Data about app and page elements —

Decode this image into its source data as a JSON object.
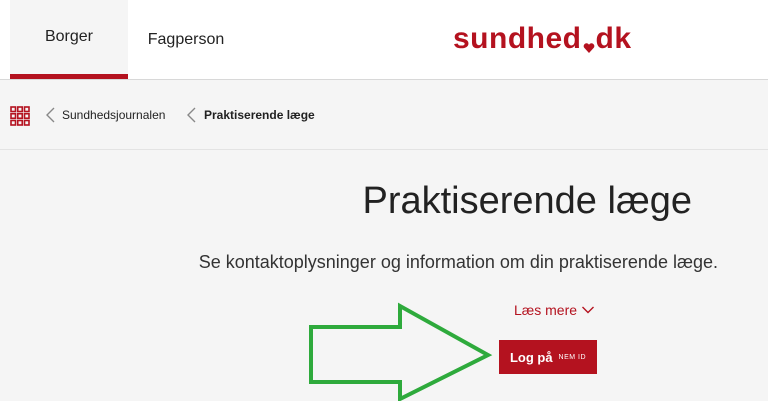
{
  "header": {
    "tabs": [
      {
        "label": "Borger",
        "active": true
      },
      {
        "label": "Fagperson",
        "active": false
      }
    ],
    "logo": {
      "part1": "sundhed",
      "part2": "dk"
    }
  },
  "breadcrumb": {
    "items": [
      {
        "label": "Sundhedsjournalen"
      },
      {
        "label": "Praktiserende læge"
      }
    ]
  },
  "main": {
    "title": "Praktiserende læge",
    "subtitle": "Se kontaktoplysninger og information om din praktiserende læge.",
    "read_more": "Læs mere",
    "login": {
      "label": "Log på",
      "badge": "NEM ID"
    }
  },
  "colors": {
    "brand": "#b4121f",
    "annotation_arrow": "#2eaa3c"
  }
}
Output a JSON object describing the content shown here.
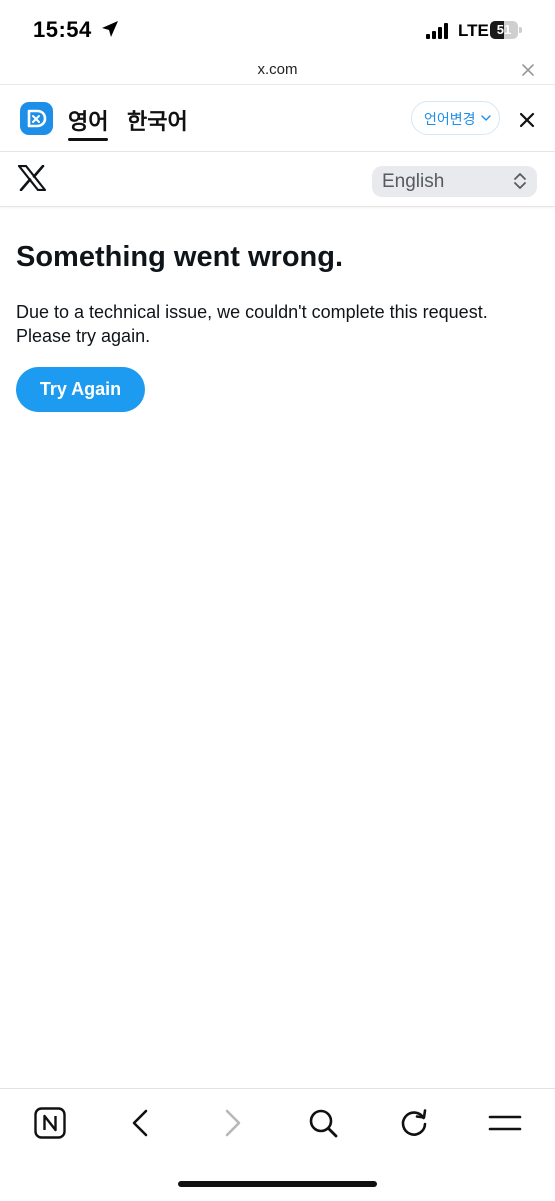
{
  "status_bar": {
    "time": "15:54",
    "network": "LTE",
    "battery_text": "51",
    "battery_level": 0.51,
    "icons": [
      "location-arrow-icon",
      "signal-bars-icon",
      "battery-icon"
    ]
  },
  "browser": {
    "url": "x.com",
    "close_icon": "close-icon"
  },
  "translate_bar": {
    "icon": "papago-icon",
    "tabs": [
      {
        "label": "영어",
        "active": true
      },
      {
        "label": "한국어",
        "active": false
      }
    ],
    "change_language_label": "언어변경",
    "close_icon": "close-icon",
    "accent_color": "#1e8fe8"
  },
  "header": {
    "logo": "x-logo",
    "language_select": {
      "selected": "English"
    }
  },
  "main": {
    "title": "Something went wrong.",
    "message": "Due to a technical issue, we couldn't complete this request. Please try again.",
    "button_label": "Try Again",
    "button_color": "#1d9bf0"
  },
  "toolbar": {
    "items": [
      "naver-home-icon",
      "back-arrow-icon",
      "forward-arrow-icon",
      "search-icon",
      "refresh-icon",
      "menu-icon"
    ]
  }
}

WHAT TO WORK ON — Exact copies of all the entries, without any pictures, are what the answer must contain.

YOUR RESPONSE —
Decode this image into its source data as a JSON object.
{
  "header": {
    "tabs": [
      {
        "label": "Borger",
        "active": true
      },
      {
        "label": "Fagperson",
        "active": false
      }
    ],
    "logo": {
      "part1": "sundhed",
      "part2": "dk"
    }
  },
  "breadcrumb": {
    "items": [
      {
        "label": "Sundhedsjournalen"
      },
      {
        "label": "Praktiserende læge"
      }
    ]
  },
  "main": {
    "title": "Praktiserende læge",
    "subtitle": "Se kontaktoplysninger og information om din praktiserende læge.",
    "read_more": "Læs mere",
    "login": {
      "label": "Log på",
      "badge": "NEM ID"
    }
  },
  "colors": {
    "brand": "#b4121f",
    "annotation_arrow": "#2eaa3c"
  }
}
Output a JSON object describing the content shown here.
{
  "status_bar": {
    "time": "15:54",
    "network": "LTE",
    "battery_text": "51",
    "battery_level": 0.51,
    "icons": [
      "location-arrow-icon",
      "signal-bars-icon",
      "battery-icon"
    ]
  },
  "browser": {
    "url": "x.com",
    "close_icon": "close-icon"
  },
  "translate_bar": {
    "icon": "papago-icon",
    "tabs": [
      {
        "label": "영어",
        "active": true
      },
      {
        "label": "한국어",
        "active": false
      }
    ],
    "change_language_label": "언어변경",
    "close_icon": "close-icon",
    "accent_color": "#1e8fe8"
  },
  "header": {
    "logo": "x-logo",
    "language_select": {
      "selected": "English"
    }
  },
  "main": {
    "title": "Something went wrong.",
    "message": "Due to a technical issue, we couldn't complete this request. Please try again.",
    "button_label": "Try Again",
    "button_color": "#1d9bf0"
  },
  "toolbar": {
    "items": [
      "naver-home-icon",
      "back-arrow-icon",
      "forward-arrow-icon",
      "search-icon",
      "refresh-icon",
      "menu-icon"
    ]
  }
}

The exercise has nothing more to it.